If you have ever suffered with heartburn you know all too well just how terribly uncomfortable and painful it can be. And for very long periods of time too. You will also likely agree that you would be willing to do just about anything to make it stop!
Well luckily there are several ways that GERD can be treated. Depending on the severity of your GERD symptoms, you may be find relief in some tried and true home remedies, or you may have to begin a protocol of prescribed treatment. Let’s look at both.
Common Treatments For GERD
When you are diagnosed by your doctor with GERD, he/she may want to first address any lifestyle behaviors FIRST before prescribing a specific medication. If it is possible to reduce your symptoms by making changes to your diet and lifestyle, this will have influence as to what type of drug treatments are best suited to you and also the frequency with which you will need to take them. Wouldn’t it be great to be able to manage your GERD with some simple lifestyle changes, and not have to solely rely on medication?
Now, depending on how severe your GERD symptoms are and how much it is affecting your quality of life, your doctor may decide to go right to a prescription medication as the best course of treatment. However, if they feel that lifestyle changes are having a positive impact, they are likely going to suggest an over-the-counter medication first. Over counter medications that can help with the symptoms of GERD include:
Antacids neutralize stomach acid and can provide quick relief from your symptoms, but they will not heal inflamed esophageal tissue. Some common over-the-counter antacids are Mylanta, Tums and Rolaids.
H-2 Receptor Blockers
These types of medication work to reduce acid production in the stomach. While these medications do not work as quickly as do antacids, they do provide longer relief and can reduce stomach acid production for up to 12 hours. Some common over-the-counter H-2 receptor blockers include Pepcid AC and Axid AR. Stronger versions of H-2 receptor blockers are available as a prescription as well.
Proton Pump Inhibitors
These medications are similar to the H-2 receptors in that they reduce acid production in the stomach BUT … they are also able to help heal damaged esophageal tissue. Over-the-counter proton pump inhibitors include Prilosec OTC and Prevacid 24 HR.
When over-the-counter medication fails to help improve your symptoms of GERD, it may be necessary to be prescribed something stronger. Both the H-2 receptor blockers and the proton pump inhibitors are available as a stronger prescription medication. However, once prescribed these types of medications it is necessary to have regular follow-up appointments with your doctor. While these medications are generally very well tolerated, prolonged use of them may cause some side effects.
Possible side effects from prolonged use of H-2 blockers and proton pump inhibitors include an increased risk of vitamin B-12 deficiency and possibly bone fractures.
GERD can usually, even in the most severe cases, be managed and controlled with medication. However, when this is not the cause or when a patient does not want to be on a long-term medication protocol, then surgery is an option. There are 2 types of non-invasive surgical procedures used to treat GERD. They are:

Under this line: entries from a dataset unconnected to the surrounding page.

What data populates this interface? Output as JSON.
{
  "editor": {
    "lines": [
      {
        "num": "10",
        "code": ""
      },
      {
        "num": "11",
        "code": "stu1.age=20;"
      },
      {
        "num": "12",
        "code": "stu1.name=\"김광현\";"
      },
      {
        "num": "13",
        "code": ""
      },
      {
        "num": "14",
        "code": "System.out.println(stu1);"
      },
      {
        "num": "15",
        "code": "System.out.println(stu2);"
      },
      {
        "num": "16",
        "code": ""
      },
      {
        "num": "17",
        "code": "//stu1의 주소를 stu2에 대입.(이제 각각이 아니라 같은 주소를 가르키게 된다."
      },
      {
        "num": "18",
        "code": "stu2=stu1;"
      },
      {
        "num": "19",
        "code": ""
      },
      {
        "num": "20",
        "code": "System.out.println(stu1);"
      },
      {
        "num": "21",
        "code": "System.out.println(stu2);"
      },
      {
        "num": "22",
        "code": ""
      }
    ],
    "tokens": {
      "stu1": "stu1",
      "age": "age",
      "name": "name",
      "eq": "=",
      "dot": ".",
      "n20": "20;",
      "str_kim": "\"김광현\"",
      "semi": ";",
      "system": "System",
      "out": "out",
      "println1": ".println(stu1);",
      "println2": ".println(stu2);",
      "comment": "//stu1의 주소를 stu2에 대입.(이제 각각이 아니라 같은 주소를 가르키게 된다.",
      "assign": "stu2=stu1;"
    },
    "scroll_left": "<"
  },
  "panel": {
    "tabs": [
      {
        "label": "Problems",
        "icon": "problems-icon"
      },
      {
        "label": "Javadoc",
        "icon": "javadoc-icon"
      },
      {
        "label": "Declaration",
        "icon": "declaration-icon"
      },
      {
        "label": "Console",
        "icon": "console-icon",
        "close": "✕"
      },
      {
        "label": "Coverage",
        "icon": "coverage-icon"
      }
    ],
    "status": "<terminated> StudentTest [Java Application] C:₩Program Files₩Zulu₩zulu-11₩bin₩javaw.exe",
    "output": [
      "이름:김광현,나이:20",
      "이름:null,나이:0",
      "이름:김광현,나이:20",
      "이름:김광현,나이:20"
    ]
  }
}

This is a ring of magnetic beads that is wrapped around the LES. The magnetic attraction between the beads is strong enough to keep the LES tight enough to prevent gastric juices from making their way back up the esophagus, but still lax enough to allow food to pass through easily.
This is a procedure where the surgeon wraps the top part of the stomach around the LES to tighten the muscle and prevent acid reflux.
Home Treatments for GERD
Now I am someone who is always in favor and looking into what can be done “non-medically” to support healing and reduce symptoms when at all possible and as long as it does not put you at any risk whatsoever.
Are there any home remedies that can help to treat and/or relieve the symptoms of GERD? Well, when you consider that lifestyle behaviors and diet are something that can have an impact on GERD, then this is where one would start. If you know that certain foods, beverages, habits are causing you to suffer terribly with GERD then … STOP!
Here is a list of more lifestyle changes that can support reducing you GERD symptoms:
Maintain a healthy weight
Avoid the foods and beverages that trigger your symptoms
Avoid wearing excessively tight clothing; especially around your waist
Do not lay down right after eating
Eat more, smaller meals instead of 1-2 massive meals
Chew gum after eating
There are also certain herbs that can help to alleviate your symptoms and these include:
These can all be found sold as teas, which can be a great after dinner beverage that may help keep acid reflux at bay or at least minimize its severity.
If you are experiencing acid reflux two or more times a week, than you need to get in to see your doctor for a full assessment and accurate diagnosis.
If you are aware of certain foods, beverages and/or lifestyle habits that are causing your symptoms to be more intense, then make a conscious effort to start “cleaning house” and eliminating these things from your life … or at least reducing them significantly.
If you do suffer with GERD, managing and controlling your symptoms through better lifestyle choices and appropriate medication will allow you to still enjoy a quality of life that does include a lot of the things you enjoy.
Stay healthy. Be happy.